Restoring Nature

Nature has always restored my soul and lightened my load, so shouldn’t I return the favor?

This photograph and its story of my husband and me cleaning the Reedy River behind our home, published in The Greenville News in September 2012, engendered more response from readers than any other work last year.

Tires, including some whitewalls from the 1940's, removed from the Reedy River in September 2012.

Tires, including some whitewalls from the 1940’s, removed from the Reedy River in September 2012.

In addition to the obvious, here are just a few reasons (photographed January 5, 2013) we continue the mammoth effort to clean the river and remove invasive plants such as English ivy from the woodland.

Cranfly orchid (Tipularia discolor)

Cranfly orchid (Tipularia discolor)

Christmas fern (Polystichum acrostichoides)

Christmas fern (Polystichum acrostichoides)

Arrowleaf ginger (Hexastylis arifolia)

Arrowleaf ginger (Hexastylis arifolia)

Silverleaf hydrangea (Hydrangea radiata)

Silverleaf hydrangea (Hydrangea radiata)

Animal slide between bank and river.

Animal slide between bank and river

Raccon tracks

Raccoon tracks

Probable river otter tracks

Probable river otter tracks

“If the sight of the blue skies fills you with joy, if a blade of grass springing up in the fields has power to move you, if the simple things of nature have a message that you understand, rejoice, for your soul is alive.” ~Eleonora Duse

10 thoughts on “Restoring Nature

  1. Jan Weakland

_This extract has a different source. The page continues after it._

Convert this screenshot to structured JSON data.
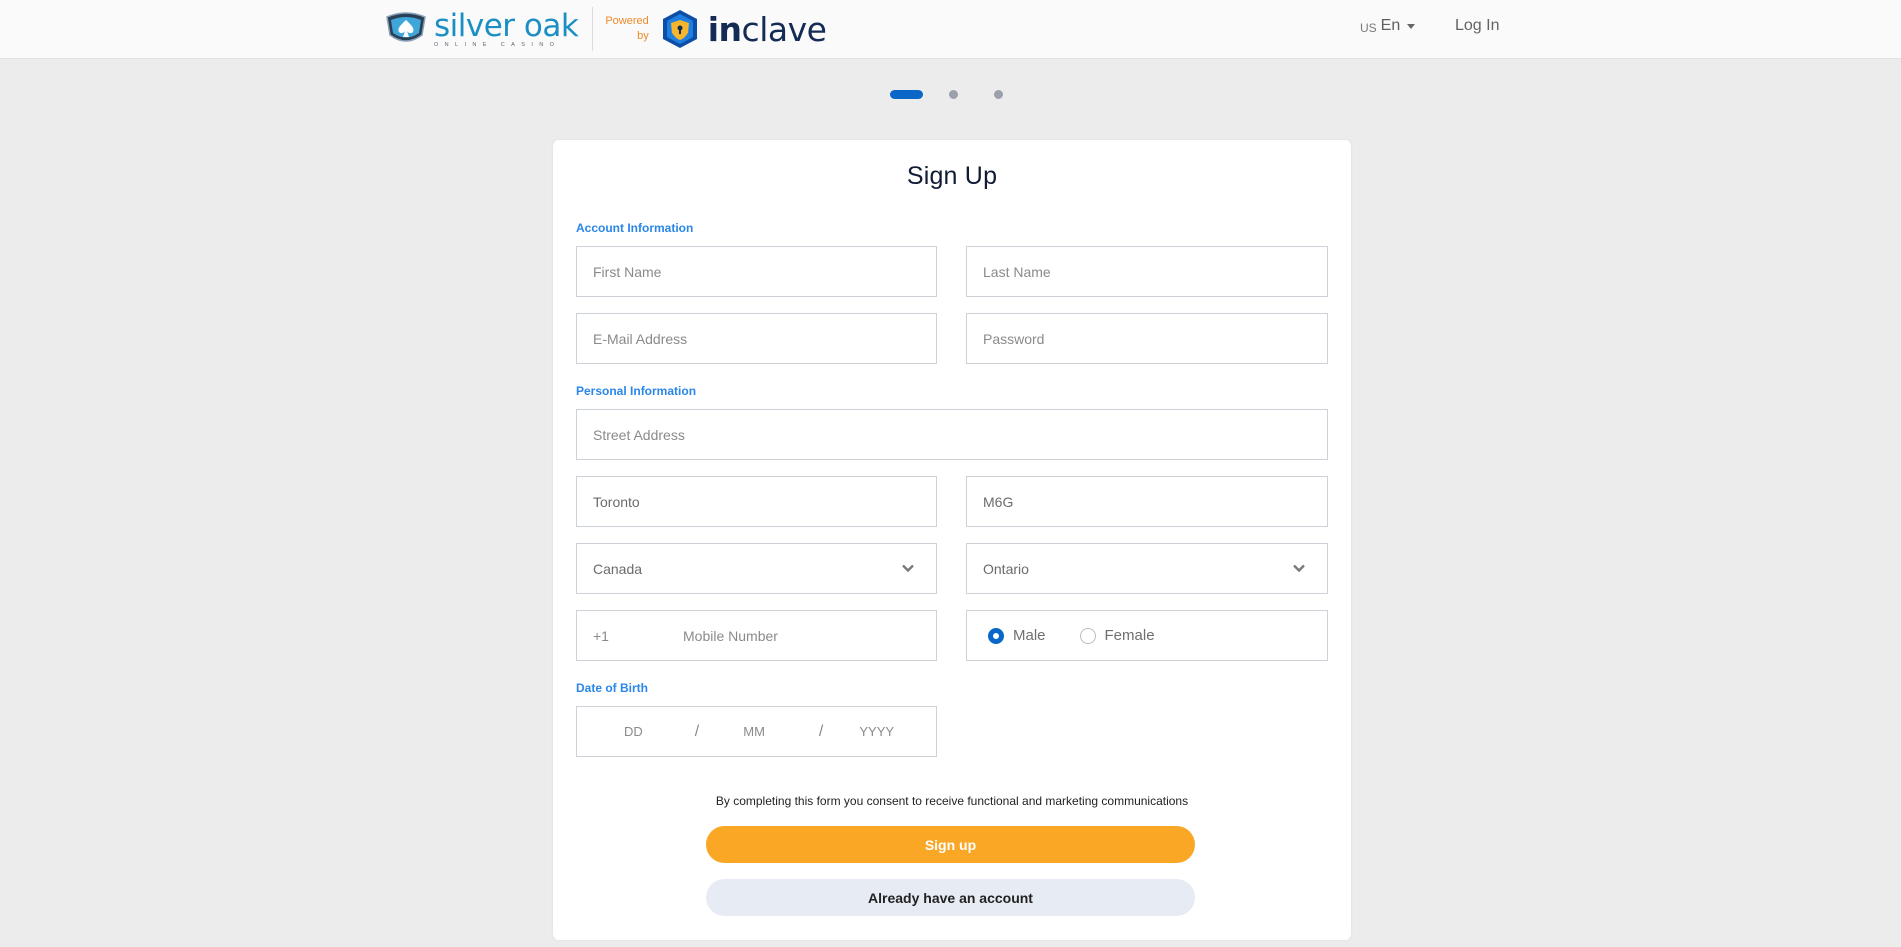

    Thanks for sharing your photos! If anyone is interested in helping restore spots or fight invasives, they can contact the SC Native Plant Society (see http://www.scnps.org) as they do field work several times a year. Last year, I participated in a morning along the Reedy and met some wonderful people while pulling up ivy and appreciating the natural setting.

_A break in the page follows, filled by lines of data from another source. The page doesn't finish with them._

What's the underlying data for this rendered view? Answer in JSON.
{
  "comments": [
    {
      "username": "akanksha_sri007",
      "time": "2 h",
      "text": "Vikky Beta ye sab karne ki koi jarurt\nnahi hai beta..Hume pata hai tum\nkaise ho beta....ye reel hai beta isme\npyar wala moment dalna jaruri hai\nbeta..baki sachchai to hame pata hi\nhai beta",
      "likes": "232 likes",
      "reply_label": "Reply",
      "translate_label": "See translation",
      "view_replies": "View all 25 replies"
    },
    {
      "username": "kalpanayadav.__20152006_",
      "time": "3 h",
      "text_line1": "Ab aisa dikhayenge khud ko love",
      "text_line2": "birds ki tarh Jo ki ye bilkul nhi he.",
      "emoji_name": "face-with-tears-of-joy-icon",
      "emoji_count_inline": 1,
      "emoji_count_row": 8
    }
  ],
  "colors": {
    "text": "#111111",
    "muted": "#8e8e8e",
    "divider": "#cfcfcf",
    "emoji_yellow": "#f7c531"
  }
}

    Reply
  2. Susan Temple

    I uncovered a very large stand of bloodroot under honeysuckle when I first bought my land. But yesterday, saw English Ivy heading up a tree by the creek. Yikes!! Didn’t notice it in the summer. Killing that just went to the top of the to do list.

    >>> Hortitopia 1/7/2013 1:16 PM >>>
    marianstclair posted: “Nature has always has always restored my soul and lightened my load, so shouldn’t I return the favor? This photograph and its story of my husband and I cleaning the Reedy River behind our home, published in The Greenville News in September 2012, eng”

    Reply
  3. Debra Strange

    Keep the faith! I do have one area that less of the ivy comes back every year! When we started clearing dead trees, editing unnecessary trees and privet plus honeysuckle, neat stuff started coming up and rewarding my efforts. Some of them the same as yours. It takes time, but SO worth it!

    Reply
    1. marianstclair Post author

      I agree! As we’ve removed the ivy we’ve had ferns pop up within a few months time. Experts tell me the wildflowers are still there too and will be back in evidence when the sunlight can reach the soil.

      Reply
  4. Janet, The Queen of Seaford

    We live on the Saluda (upper end of Lake Greenwood) and have some tires along our shoreline. Each winter when the lake level is down we remove them. Think the catfish lovers put them in for small habitats.
    Love that you have Cranefly orchids, I do too! I wish I had Christmas ferns. The only ferny plants I have found so far is Ebony Spleenwort. Great finds in your landscape!

    Reply
  5. Eliza @ Appalachian Feet

    Love this! I can see why it got so many responses. I’m also very happy that English ivy seems to be falling further and further out of favor. It’s so sad to walk into a wild place and find that all the native flowers are hiding under a blanket of it (or morel mushrooms…).

    Reply
    1. Marian St.Clair Post author

      I can’t wait to see if what happens (if anything) this spring. I’ve been told the wildflowers will return very quickly; the roots and rhizomes are still there in the soil, they just need the sun to get going again. We didn’t get started on the ivy until after the spring flowers last year…even still we had two patches of native ferns pop up in summer.

      Reply

Leave a Reply

Fill in your details below or click an icon to log in:

WordPress.com Logo

You are commenting using your WordPress.com account. Log Out / Change )

Twitter picture

You are commenting using your Twitter account. Log Out / Change )

Facebook photo

You are commenting using your Facebook account. Log Out / Change )

Google+ photo

You are commenting using your Google+ account. Log Out / Change )

Connecting to %s